Return each of the entries below precisely as it appears.
═══ Supplied material
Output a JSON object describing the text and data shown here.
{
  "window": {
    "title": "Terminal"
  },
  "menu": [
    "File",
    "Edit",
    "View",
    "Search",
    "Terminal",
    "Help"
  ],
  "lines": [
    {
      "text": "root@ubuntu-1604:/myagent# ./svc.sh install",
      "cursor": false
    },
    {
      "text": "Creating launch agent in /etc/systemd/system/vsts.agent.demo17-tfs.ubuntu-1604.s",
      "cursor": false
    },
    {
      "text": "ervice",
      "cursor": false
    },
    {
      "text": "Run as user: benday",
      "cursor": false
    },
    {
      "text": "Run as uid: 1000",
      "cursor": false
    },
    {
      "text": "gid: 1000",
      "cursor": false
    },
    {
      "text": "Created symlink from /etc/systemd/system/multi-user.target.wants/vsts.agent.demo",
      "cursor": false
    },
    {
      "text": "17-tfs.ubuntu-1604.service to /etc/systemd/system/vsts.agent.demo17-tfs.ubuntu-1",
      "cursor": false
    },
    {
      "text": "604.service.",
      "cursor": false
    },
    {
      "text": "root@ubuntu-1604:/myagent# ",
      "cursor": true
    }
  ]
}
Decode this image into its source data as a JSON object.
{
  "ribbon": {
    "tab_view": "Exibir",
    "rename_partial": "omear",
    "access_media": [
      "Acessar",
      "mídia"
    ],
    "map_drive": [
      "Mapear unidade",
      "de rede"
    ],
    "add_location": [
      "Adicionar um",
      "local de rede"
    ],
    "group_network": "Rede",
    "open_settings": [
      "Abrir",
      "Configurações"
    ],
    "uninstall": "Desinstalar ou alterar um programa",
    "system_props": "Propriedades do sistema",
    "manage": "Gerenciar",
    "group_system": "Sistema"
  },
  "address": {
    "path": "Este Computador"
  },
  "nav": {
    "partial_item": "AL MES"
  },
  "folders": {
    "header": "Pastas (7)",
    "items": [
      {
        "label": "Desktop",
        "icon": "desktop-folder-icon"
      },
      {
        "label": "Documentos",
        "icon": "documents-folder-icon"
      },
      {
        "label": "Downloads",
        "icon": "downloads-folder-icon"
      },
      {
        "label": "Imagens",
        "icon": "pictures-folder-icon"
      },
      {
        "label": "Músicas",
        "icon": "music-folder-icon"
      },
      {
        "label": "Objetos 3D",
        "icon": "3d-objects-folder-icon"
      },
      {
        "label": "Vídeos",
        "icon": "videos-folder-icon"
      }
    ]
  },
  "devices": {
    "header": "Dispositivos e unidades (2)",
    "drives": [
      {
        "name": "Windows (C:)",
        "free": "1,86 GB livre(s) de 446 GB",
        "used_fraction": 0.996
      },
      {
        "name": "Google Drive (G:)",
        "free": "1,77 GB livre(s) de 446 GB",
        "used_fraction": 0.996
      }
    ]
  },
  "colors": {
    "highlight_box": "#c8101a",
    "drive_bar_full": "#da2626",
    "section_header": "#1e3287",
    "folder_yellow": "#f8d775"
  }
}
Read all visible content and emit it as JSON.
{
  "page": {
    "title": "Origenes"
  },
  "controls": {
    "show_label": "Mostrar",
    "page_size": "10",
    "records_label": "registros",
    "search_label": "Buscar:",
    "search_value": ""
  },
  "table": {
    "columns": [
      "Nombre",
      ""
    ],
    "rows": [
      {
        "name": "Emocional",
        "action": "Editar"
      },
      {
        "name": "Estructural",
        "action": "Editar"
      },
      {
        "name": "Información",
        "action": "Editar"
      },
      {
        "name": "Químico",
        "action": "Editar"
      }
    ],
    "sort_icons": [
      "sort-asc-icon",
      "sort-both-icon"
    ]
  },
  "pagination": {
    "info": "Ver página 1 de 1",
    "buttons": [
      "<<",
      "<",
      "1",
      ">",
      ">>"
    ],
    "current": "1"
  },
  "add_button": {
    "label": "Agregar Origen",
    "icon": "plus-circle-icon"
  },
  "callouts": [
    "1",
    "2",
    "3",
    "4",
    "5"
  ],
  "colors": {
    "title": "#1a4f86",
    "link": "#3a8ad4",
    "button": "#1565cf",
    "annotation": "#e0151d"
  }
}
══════
> **Result of this exercise**
Output a JSON object describing the text and data shown here.
{
  "window": {
    "title": "Terminal"
  },
  "menu": [
    "File",
    "Edit",
    "View",
    "Search",
    "Terminal",
    "Help"
  ],
  "lines": [
    {
      "text": "root@ubuntu-1604:/myagent# ./svc.sh install",
      "cursor": false
    },
    {
      "text": "Creating launch agent in /etc/systemd/system/vsts.agent.demo17-tfs.ubuntu-1604.s",
      "cursor": false
    },
    {
      "text": "ervice",
      "cursor": false
    },
    {
      "text": "Run as user: benday",
      "cursor": false
    },
    {
      "text": "Run as uid: 1000",
      "cursor": false
    },
    {
      "text": "gid: 1000",
      "cursor": false
    },
    {
      "text": "Created symlink from /etc/systemd/system/multi-user.target.wants/vsts.agent.demo",
      "cursor": false
    },
    {
      "text": "17-tfs.ubuntu-1604.service to /etc/systemd/system/vsts.agent.demo17-tfs.ubuntu-1",
      "cursor": false
    },
    {
      "text": "604.service.",
      "cursor": false
    },
    {
      "text": "root@ubuntu-1604:/myagent# ",
      "cursor": true
    }
  ]
}
Decode this image into its source data as a JSON object.
{
  "ribbon": {
    "tab_view": "Exibir",
    "rename_partial": "omear",
    "access_media": [
      "Acessar",
      "mídia"
    ],
    "map_drive": [
      "Mapear unidade",
      "de rede"
    ],
    "add_location": [
      "Adicionar um",
      "local de rede"
    ],
    "group_network": "Rede",
    "open_settings": [
      "Abrir",
      "Configurações"
    ],
    "uninstall": "Desinstalar ou alterar um programa",
    "system_props": "Propriedades do sistema",
    "manage": "Gerenciar",
    "group_system": "Sistema"
  },
  "address": {
    "path": "Este Computador"
  },
  "nav": {
    "partial_item": "AL MES"
  },
  "folders": {
    "header": "Pastas (7)",
    "items": [
      {
        "label": "Desktop",
        "icon": "desktop-folder-icon"
      },
      {
        "label": "Documentos",
        "icon": "documents-folder-icon"
      },
      {
        "label": "Downloads",
        "icon": "downloads-folder-icon"
      },
      {
        "label": "Imagens",
        "icon": "pictures-folder-icon"
      },
      {
        "label": "Músicas",
        "icon": "music-folder-icon"
      },
      {
        "label": "Objetos 3D",
        "icon": "3d-objects-folder-icon"
      },
      {
        "label": "Vídeos",
        "icon": "videos-folder-icon"
      }
    ]
  },
  "devices": {
    "header": "Dispositivos e unidades (2)",
    "drives": [
      {
        "name": "Windows (C:)",
        "free": "1,86 GB livre(s) de 446 GB",
        "used_fraction": 0.996
      },
      {
        "name": "Google Drive (G:)",
        "free": "1,77 GB livre(s) de 446 GB",
        "used_fraction": 0.996
      }
    ]
  },
  "colors": {
    "highlight_box": "#c8101a",
    "drive_bar_full": "#da2626",
    "section_header": "#1e3287",
    "folder_yellow": "#f8d775"
  }
}
Read all visible content and emit it as JSON.
{
  "page": {
    "title": "Origenes"
  },
  "controls": {
    "show_label": "Mostrar",
    "page_size": "10",
    "records_label": "registros",
    "search_label": "Buscar:",
    "search_value": ""
  },
  "table": {
    "columns": [
      "Nombre",
      ""
    ],
    "rows": [
      {
        "name": "Emocional",
        "action": "Editar"
      },
      {
        "name": "Estructural",
        "action": "Editar"
      },
      {
        "name": "Información",
        "action": "Editar"
      },
      {
        "name": "Químico",
        "action": "Editar"
      }
    ],
    "sort_icons": [
      "sort-asc-icon",
      "sort-both-icon"
    ]
  },
  "pagination": {
    "info": "Ver página 1 de 1",
    "buttons": [
      "<<",
      "<",
      "1",
      ">",
      ">>"
    ],
    "current": "1"
  },
  "add_button": {
    "label": "Agregar Origen",
    "icon": "plus-circle-icon"
  },
  "callouts": [
    "1",
    "2",
    "3",
    "4",
    "5"
  ],
  "colors": {
    "title": "#1a4f86",
    "link": "#3a8ad4",
    "button": "#1565cf",
    "annotation": "#e0151d"
  }
}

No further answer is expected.